On November 1, a contingent of the 15th Cavalry under the command of Major Warren Dean from Fort D. A. Russell reached Fort Mackenzie outside of Sheridan. The reassignment was allegedly at the request of Governor Carey. On November 26, the strike was broken by use of the newly reassigned troops pursuant to orders of Brigadier General Benjamin A. Poore. The troops invaded the town with fixed bayonets, surrounding the pool hall where some of the stikers had gathered. Leaving the miners at the pool hall under guard, other troops, without warrant, then conducted a systematic house-to-house search of all the dwellings in the town, ordering all male occupants at bayonet point to the pool hall where a new "election" was held calling off the strike. fifty-two of the men were then taken as prisoners to Fort Mackenzie including one who was held in solitary confinement when he refused to sweep out the army guard house. The miners were theatened with deportation on the basis that they were "agitators," "Reds," and were conspiring to continue an unauthorized strike. The same process was then followed in Monarch where all of the men in the town, including one taken away from his dinner table, were marched at the point of bayonets to the Union Hall where another "election" was held which also predictable called off the strike.
According to the New York Times, November 27, 1919, Secretary of War, Newton Diehl Baker, Jr., found it to be "inconceivable" that an army officer would order the arrest of coal miners for their failure to return to work. Major Dean argued that he was acting under the authority of Sheriff Dolph Thomas. Sheriff Thomas argued that he acted under the authorty of Major Dean. Sheridan County prosecuting attorney M. L. Baker stated that he had received no request from Sheriff Thomas for any charges to be filed nor did he believe any state laws were applicable to their cases.
Carneyville Red Cross Volunteers supporting World War I efforts, approx. 1918.
SEC. 15. From and after the passage of this act it shall not be lawful to employ any part of the Army of the United States, as a posse comitatus, or otherwise, for the purpose of executing the laws, except in such cases and under such circumstances as such employment of said force may be expressly authorized by the Constitution or by act of Congress; and no money appropriated by this act shall be used to pay any of the expenses incurred in the employment of any troops in violation of this section And any person willfully violating the provisions of this section shall be deemed guilty of a misdemeanor and on conviction thereof shall be punished by fine not exceeding ten thousand dollars or imprisonment not exceeding two years or by both such fine and imprisonment.

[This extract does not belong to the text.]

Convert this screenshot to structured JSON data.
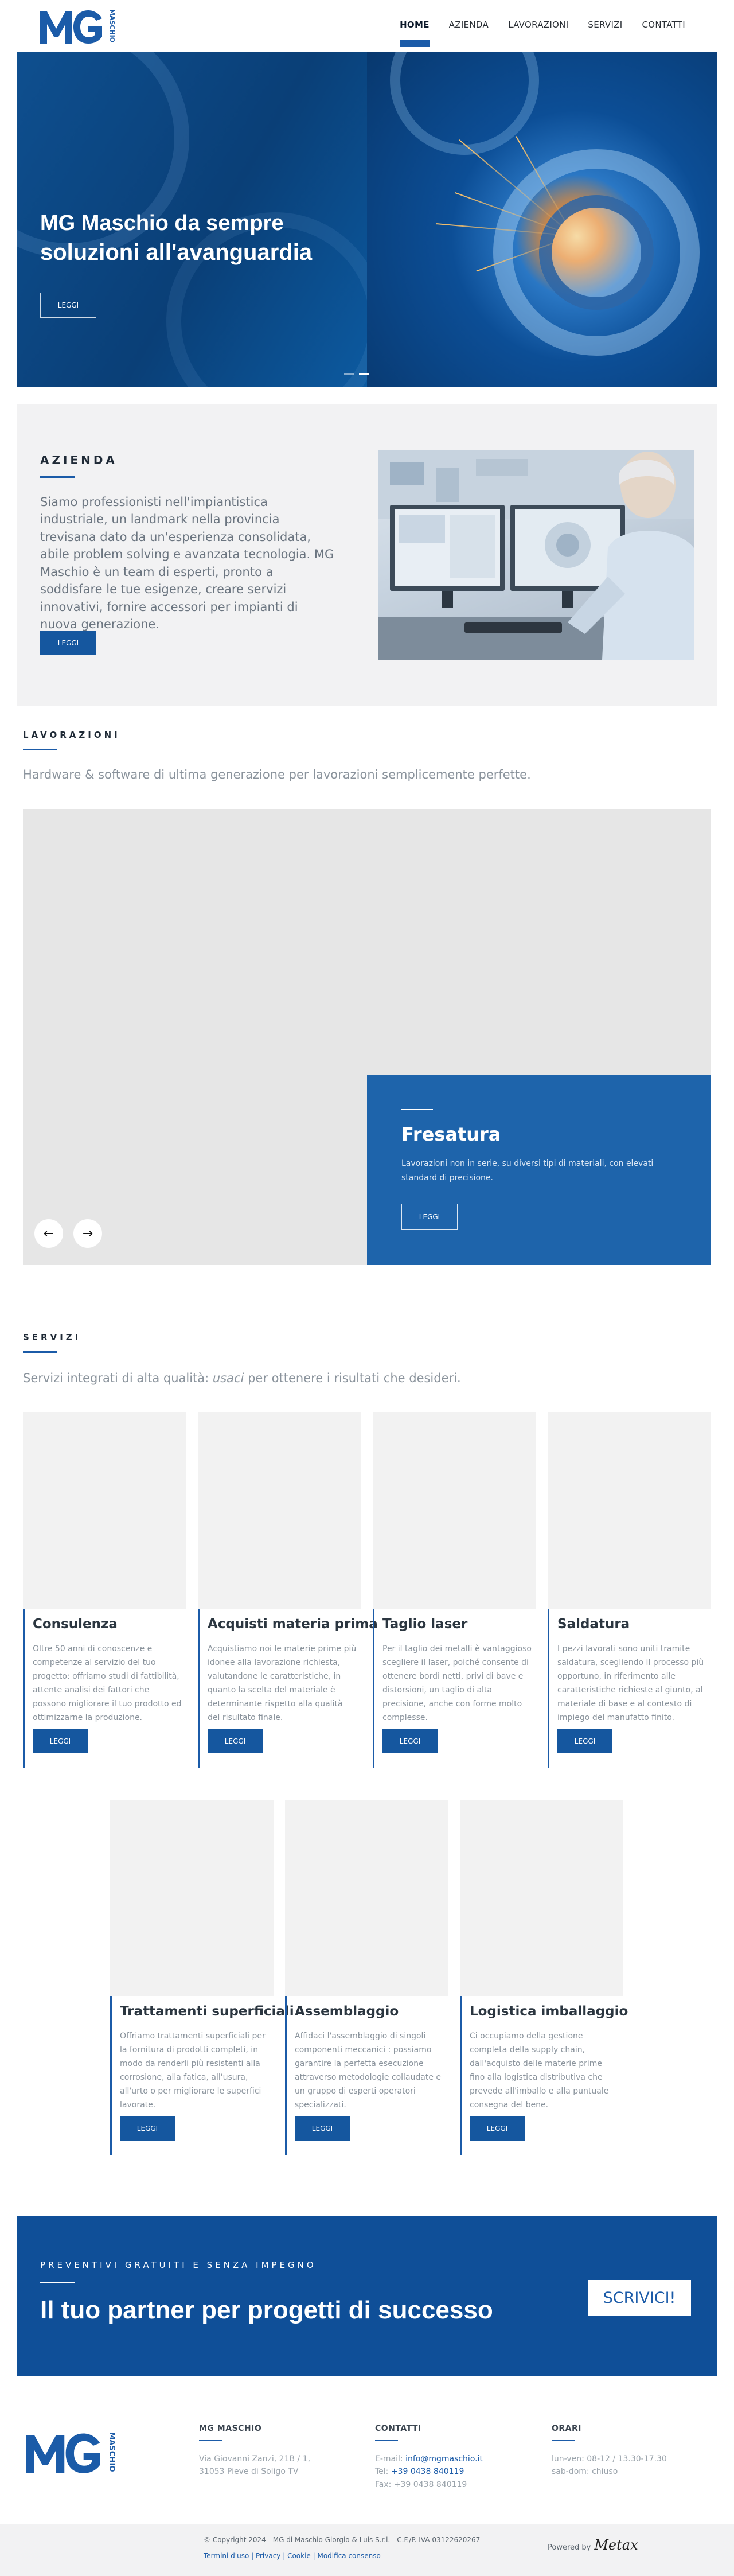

Carneyville Tipple, undated.
St. Thomas Cemetery, Carneyville, Wyo.
Other coal towns in the area included Kooi, named after Peter Kooi who came to the area in 1904. Kooi (pronounced "Coy.") originally was employed by the Wyoming Coal Mining Company at Monarch. He opened his own mine in 1907.
Carneyville Tipples, approx. 1910
Acme, approx. 1910
Acme Tipple, undated.
Acme Power Plant, 1913.
Next page, Hudson.